_THE PROBLEM_
Retype the entries exactly; omit all pictures.

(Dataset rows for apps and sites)
============

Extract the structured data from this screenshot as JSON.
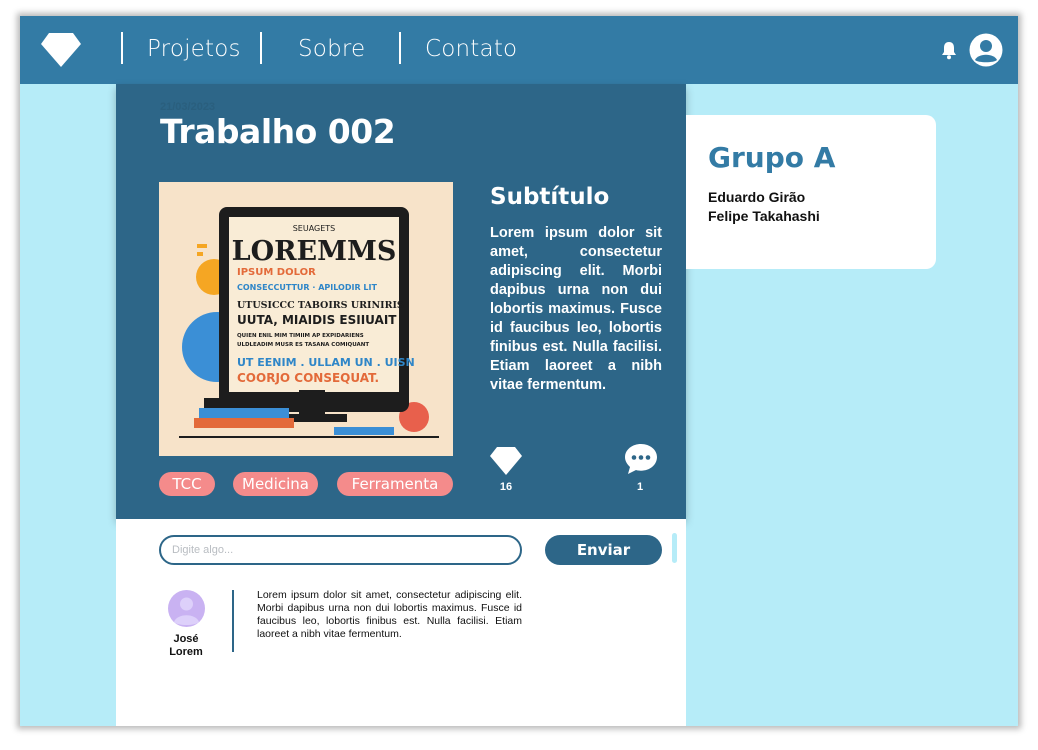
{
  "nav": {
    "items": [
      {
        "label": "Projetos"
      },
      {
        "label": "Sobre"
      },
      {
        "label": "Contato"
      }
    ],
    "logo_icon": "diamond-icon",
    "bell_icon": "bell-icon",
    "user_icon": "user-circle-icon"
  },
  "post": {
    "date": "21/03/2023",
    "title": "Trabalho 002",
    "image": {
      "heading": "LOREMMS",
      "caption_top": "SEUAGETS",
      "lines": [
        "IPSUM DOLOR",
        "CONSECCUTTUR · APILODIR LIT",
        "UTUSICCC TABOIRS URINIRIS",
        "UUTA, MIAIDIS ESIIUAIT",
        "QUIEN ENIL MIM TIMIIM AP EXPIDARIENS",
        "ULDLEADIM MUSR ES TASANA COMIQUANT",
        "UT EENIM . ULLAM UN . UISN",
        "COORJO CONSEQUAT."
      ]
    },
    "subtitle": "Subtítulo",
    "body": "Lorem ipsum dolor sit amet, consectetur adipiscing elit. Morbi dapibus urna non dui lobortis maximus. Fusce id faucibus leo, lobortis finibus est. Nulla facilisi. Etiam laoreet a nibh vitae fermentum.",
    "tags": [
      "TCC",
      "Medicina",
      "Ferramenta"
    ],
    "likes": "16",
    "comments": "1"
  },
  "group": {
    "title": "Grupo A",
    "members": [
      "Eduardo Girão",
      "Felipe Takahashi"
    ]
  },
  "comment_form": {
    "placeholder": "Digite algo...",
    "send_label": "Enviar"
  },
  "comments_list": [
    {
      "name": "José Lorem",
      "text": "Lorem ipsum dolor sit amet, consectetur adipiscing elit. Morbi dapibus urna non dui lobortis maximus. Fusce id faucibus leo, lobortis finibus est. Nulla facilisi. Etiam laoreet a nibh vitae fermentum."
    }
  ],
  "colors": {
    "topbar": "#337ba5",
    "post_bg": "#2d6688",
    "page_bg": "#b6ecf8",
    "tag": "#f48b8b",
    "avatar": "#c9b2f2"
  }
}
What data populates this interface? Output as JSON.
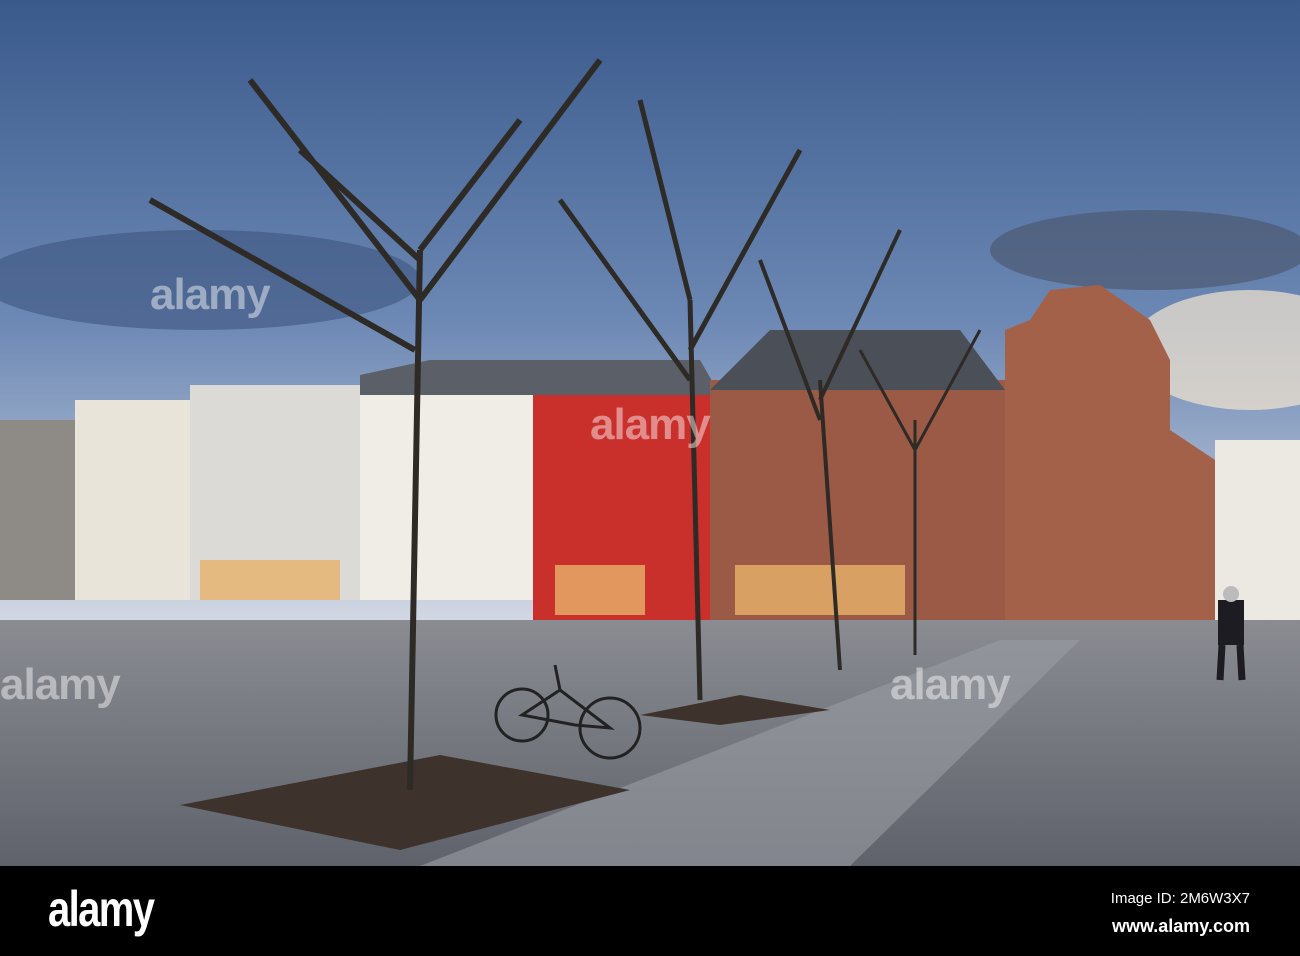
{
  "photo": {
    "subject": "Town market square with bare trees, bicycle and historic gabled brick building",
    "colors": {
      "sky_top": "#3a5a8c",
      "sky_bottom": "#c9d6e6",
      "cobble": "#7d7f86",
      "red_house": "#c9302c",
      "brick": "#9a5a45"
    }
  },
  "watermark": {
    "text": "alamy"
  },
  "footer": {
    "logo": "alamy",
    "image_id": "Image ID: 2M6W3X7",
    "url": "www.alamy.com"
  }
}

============

_OUTPUT FOR THIS EXERCISE_
Extract the structured data from this screenshot as JSON.
{
  "nav": {
    "items": [
      {
        "label": "Projetos"
      },
      {
        "label": "Sobre"
      },
      {
        "label": "Contato"
      }
    ],
    "logo_icon": "diamond-icon",
    "bell_icon": "bell-icon",
    "user_icon": "user-circle-icon"
  },
  "post": {
    "date": "21/03/2023",
    "title": "Trabalho 002",
    "image": {
      "heading": "LOREMMS",
      "caption_top": "SEUAGETS",
      "lines": [
        "IPSUM DOLOR",
        "CONSECCUTTUR · APILODIR LIT",
        "UTUSICCC TABOIRS URINIRIS",
        "UUTA, MIAIDIS ESIIUAIT",
        "QUIEN ENIL MIM TIMIIM AP EXPIDARIENS",
        "ULDLEADIM MUSR ES TASANA COMIQUANT",
        "UT EENIM . ULLAM UN . UISN",
        "COORJO CONSEQUAT."
      ]
    },
    "subtitle": "Subtítulo",
    "body": "Lorem ipsum dolor sit amet, consectetur adipiscing elit. Morbi dapibus urna non dui lobortis maximus. Fusce id faucibus leo, lobortis finibus est. Nulla facilisi. Etiam laoreet a nibh vitae fermentum.",
    "tags": [
      "TCC",
      "Medicina",
      "Ferramenta"
    ],
    "likes": "16",
    "comments": "1"
  },
  "group": {
    "title": "Grupo A",
    "members": [
      "Eduardo Girão",
      "Felipe Takahashi"
    ]
  },
  "comment_form": {
    "placeholder": "Digite algo...",
    "send_label": "Enviar"
  },
  "comments_list": [
    {
      "name": "José Lorem",
      "text": "Lorem ipsum dolor sit amet, consectetur adipiscing elit. Morbi dapibus urna non dui lobortis maximus. Fusce id faucibus leo, lobortis finibus est. Nulla facilisi. Etiam laoreet a nibh vitae fermentum."
    }
  ],
  "colors": {
    "topbar": "#337ba5",
    "post_bg": "#2d6688",
    "page_bg": "#b6ecf8",
    "tag": "#f48b8b",
    "avatar": "#c9b2f2"
  }
}
What data populates this interface? Output as JSON.
{
  "photo": {
    "subject": "Town market square with bare trees, bicycle and historic gabled brick building",
    "colors": {
      "sky_top": "#3a5a8c",
      "sky_bottom": "#c9d6e6",
      "cobble": "#7d7f86",
      "red_house": "#c9302c",
      "brick": "#9a5a45"
    }
  },
  "watermark": {
    "text": "alamy"
  },
  "footer": {
    "logo": "alamy",
    "image_id": "Image ID: 2M6W3X7",
    "url": "www.alamy.com"
  }
}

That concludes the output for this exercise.